Output all entries precisely and leave out the pictures.

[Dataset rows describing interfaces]
★ ★ ★ ★
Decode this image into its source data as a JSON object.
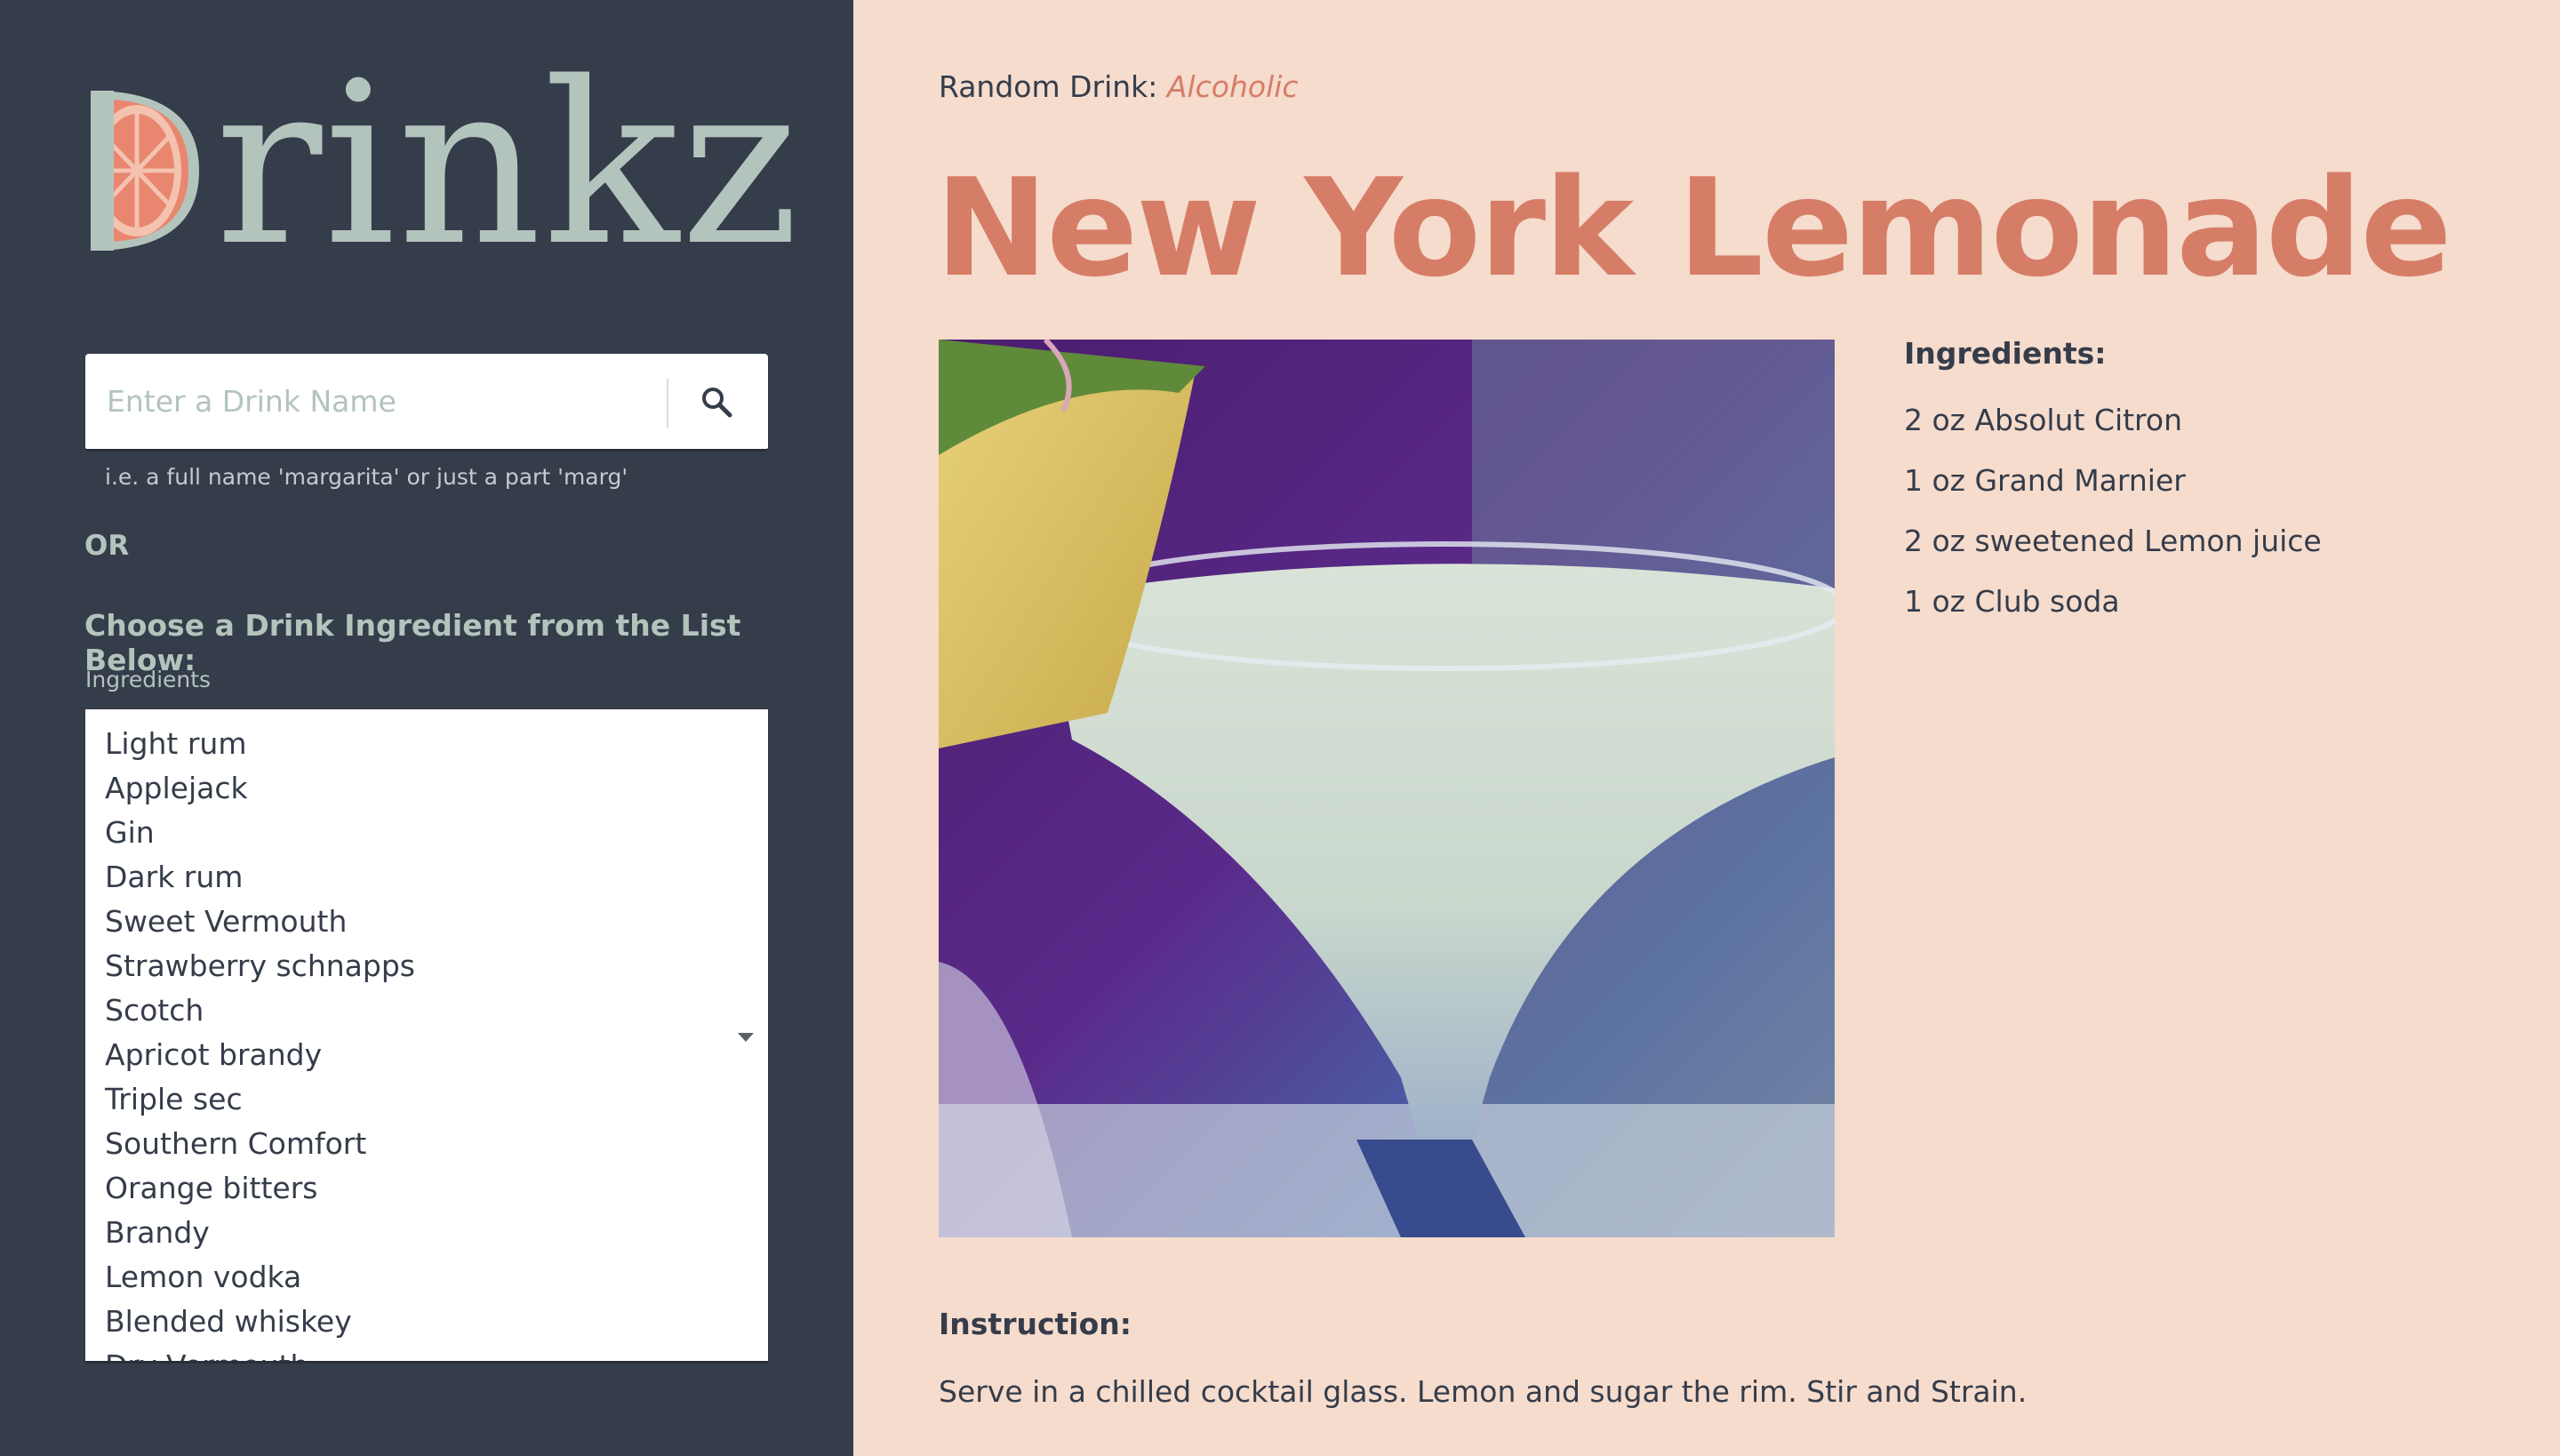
{
  "brand": {
    "logo_text": "rinkz",
    "logo_alt": "Drinkz"
  },
  "search": {
    "placeholder": "Enter a Drink Name",
    "value": "",
    "hint": "i.e. a full name 'margarita' or just a part 'marg'",
    "icon": "search-icon"
  },
  "sidebar": {
    "or_label": "OR",
    "choose_label": "Choose a Drink Ingredient from the List Below:",
    "ingredients_caption": "Ingredients",
    "ingredients": [
      "Light rum",
      "Applejack",
      "Gin",
      "Dark rum",
      "Sweet Vermouth",
      "Strawberry schnapps",
      "Scotch",
      "Apricot brandy",
      "Triple sec",
      "Southern Comfort",
      "Orange bitters",
      "Brandy",
      "Lemon vodka",
      "Blended whiskey",
      "Dry Vermouth"
    ]
  },
  "drink": {
    "random_label": "Random Drink:",
    "type": "Alcoholic",
    "name": "New York Lemonade",
    "ingredients_heading": "Ingredients:",
    "ingredients": [
      "2 oz Absolut Citron",
      "1 oz Grand Marnier",
      "2 oz sweetened Lemon juice",
      "1 oz Club soda"
    ],
    "instruction_heading": "Instruction:",
    "instruction": "Serve in a chilled cocktail glass. Lemon and sugar the rim. Stir and Strain."
  },
  "colors": {
    "sidebar_bg": "#353c4a",
    "main_bg": "#f5dccd",
    "accent": "#d67d68",
    "sage": "#b3c4bd",
    "text": "#353c4a"
  }
}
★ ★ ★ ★
■ **WRITTEN SOLUTION**:
Decode this image into its source data as a JSON object.
{
  "brand": {
    "logo_text": "rinkz",
    "logo_alt": "Drinkz"
  },
  "search": {
    "placeholder": "Enter a Drink Name",
    "value": "",
    "hint": "i.e. a full name 'margarita' or just a part 'marg'",
    "icon": "search-icon"
  },
  "sidebar": {
    "or_label": "OR",
    "choose_label": "Choose a Drink Ingredient from the List Below:",
    "ingredients_caption": "Ingredients",
    "ingredients": [
      "Light rum",
      "Applejack",
      "Gin",
      "Dark rum",
      "Sweet Vermouth",
      "Strawberry schnapps",
      "Scotch",
      "Apricot brandy",
      "Triple sec",
      "Southern Comfort",
      "Orange bitters",
      "Brandy",
      "Lemon vodka",
      "Blended whiskey",
      "Dry Vermouth"
    ]
  },
  "drink": {
    "random_label": "Random Drink:",
    "type": "Alcoholic",
    "name": "New York Lemonade",
    "ingredients_heading": "Ingredients:",
    "ingredients": [
      "2 oz Absolut Citron",
      "1 oz Grand Marnier",
      "2 oz sweetened Lemon juice",
      "1 oz Club soda"
    ],
    "instruction_heading": "Instruction:",
    "instruction": "Serve in a chilled cocktail glass. Lemon and sugar the rim. Stir and Strain."
  },
  "colors": {
    "sidebar_bg": "#353c4a",
    "main_bg": "#f5dccd",
    "accent": "#d67d68",
    "sage": "#b3c4bd",
    "text": "#353c4a"
  }
}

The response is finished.